◆ What the task asks:
Please output all the entries word for word, without the pictures.

◆ Provided data:
▬▬▬
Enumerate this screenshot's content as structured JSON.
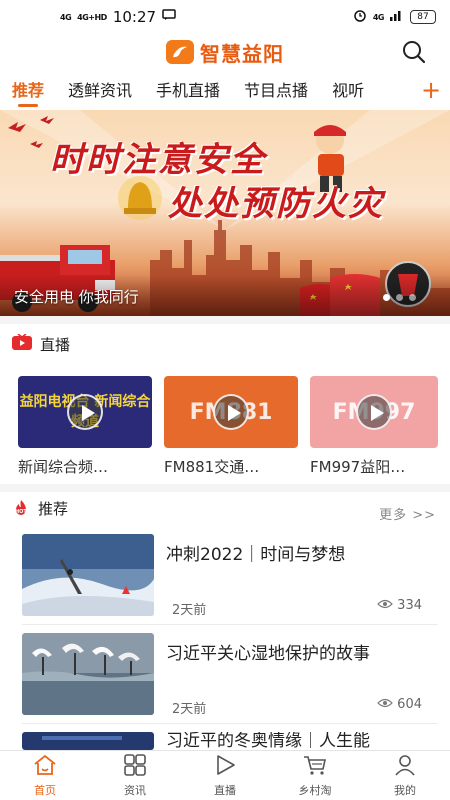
{
  "status_bar": {
    "signal_left": "4G",
    "signal_right": "4G+HD",
    "time": "10:27",
    "notification_icon": "message-icon",
    "alarm_icon": "alarm-icon",
    "network": "4G",
    "battery": "87"
  },
  "header": {
    "app_title": "智慧益阳",
    "logo_icon": "app-logo-icon",
    "search_icon": "search-icon"
  },
  "tabs": {
    "items": [
      {
        "label": "推荐",
        "active": true
      },
      {
        "label": "透鲜资讯",
        "active": false
      },
      {
        "label": "手机直播",
        "active": false
      },
      {
        "label": "节目点播",
        "active": false
      },
      {
        "label": "视听",
        "active": false
      }
    ],
    "add_label": "+"
  },
  "banner": {
    "headline_1": "时时注意安全",
    "headline_2": "处处预防火灾",
    "caption": "安全用电 你我同行",
    "slide_count": 3,
    "active_slide": 1
  },
  "live": {
    "section_label": "直播",
    "items": [
      {
        "name": "新闻综合频…",
        "thumb_text": "益阳电视台 新闻综合频道",
        "bg": "#2a2a78"
      },
      {
        "name": "FM881交通…",
        "thumb_text": "FM881",
        "bg": "#e56a2c"
      },
      {
        "name": "FM997益阳…",
        "thumb_text": "FM997",
        "bg": "#f2a3a3"
      }
    ]
  },
  "recommend": {
    "section_label": "推荐",
    "hot_badge": "HOT",
    "more_label": "更多 >>",
    "items": [
      {
        "title": "冲刺2022｜时间与梦想",
        "date": "2天前",
        "views": "334"
      },
      {
        "title": "习近平关心湿地保护的故事",
        "date": "2天前",
        "views": "604"
      },
      {
        "title": "习近平的冬奥情缘｜人生能",
        "date": "",
        "views": ""
      }
    ]
  },
  "bottom_nav": {
    "items": [
      {
        "label": "首页",
        "icon": "home-icon",
        "active": true
      },
      {
        "label": "资讯",
        "icon": "grid-icon",
        "active": false
      },
      {
        "label": "直播",
        "icon": "play-icon",
        "active": false
      },
      {
        "label": "乡村淘",
        "icon": "cart-icon",
        "active": false
      },
      {
        "label": "我的",
        "icon": "user-icon",
        "active": false
      }
    ]
  },
  "colors": {
    "accent": "#e8661a",
    "live_icon_red": "#e52b2b"
  }
}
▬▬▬
◆ Exercise result:
Enumerate this screenshot's content as structured JSON.
{
  "status_bar": {
    "signal_left": "4G",
    "signal_right": "4G+HD",
    "time": "10:27",
    "notification_icon": "message-icon",
    "alarm_icon": "alarm-icon",
    "network": "4G",
    "battery": "87"
  },
  "header": {
    "app_title": "智慧益阳",
    "logo_icon": "app-logo-icon",
    "search_icon": "search-icon"
  },
  "tabs": {
    "items": [
      {
        "label": "推荐",
        "active": true
      },
      {
        "label": "透鲜资讯",
        "active": false
      },
      {
        "label": "手机直播",
        "active": false
      },
      {
        "label": "节目点播",
        "active": false
      },
      {
        "label": "视听",
        "active": false
      }
    ],
    "add_label": "+"
  },
  "banner": {
    "headline_1": "时时注意安全",
    "headline_2": "处处预防火灾",
    "caption": "安全用电 你我同行",
    "slide_count": 3,
    "active_slide": 1
  },
  "live": {
    "section_label": "直播",
    "items": [
      {
        "name": "新闻综合频…",
        "thumb_text": "益阳电视台 新闻综合频道",
        "bg": "#2a2a78"
      },
      {
        "name": "FM881交通…",
        "thumb_text": "FM881",
        "bg": "#e56a2c"
      },
      {
        "name": "FM997益阳…",
        "thumb_text": "FM997",
        "bg": "#f2a3a3"
      }
    ]
  },
  "recommend": {
    "section_label": "推荐",
    "hot_badge": "HOT",
    "more_label": "更多 >>",
    "items": [
      {
        "title": "冲刺2022｜时间与梦想",
        "date": "2天前",
        "views": "334"
      },
      {
        "title": "习近平关心湿地保护的故事",
        "date": "2天前",
        "views": "604"
      },
      {
        "title": "习近平的冬奥情缘｜人生能",
        "date": "",
        "views": ""
      }
    ]
  },
  "bottom_nav": {
    "items": [
      {
        "label": "首页",
        "icon": "home-icon",
        "active": true
      },
      {
        "label": "资讯",
        "icon": "grid-icon",
        "active": false
      },
      {
        "label": "直播",
        "icon": "play-icon",
        "active": false
      },
      {
        "label": "乡村淘",
        "icon": "cart-icon",
        "active": false
      },
      {
        "label": "我的",
        "icon": "user-icon",
        "active": false
      }
    ]
  },
  "colors": {
    "accent": "#e8661a",
    "live_icon_red": "#e52b2b"
  }
}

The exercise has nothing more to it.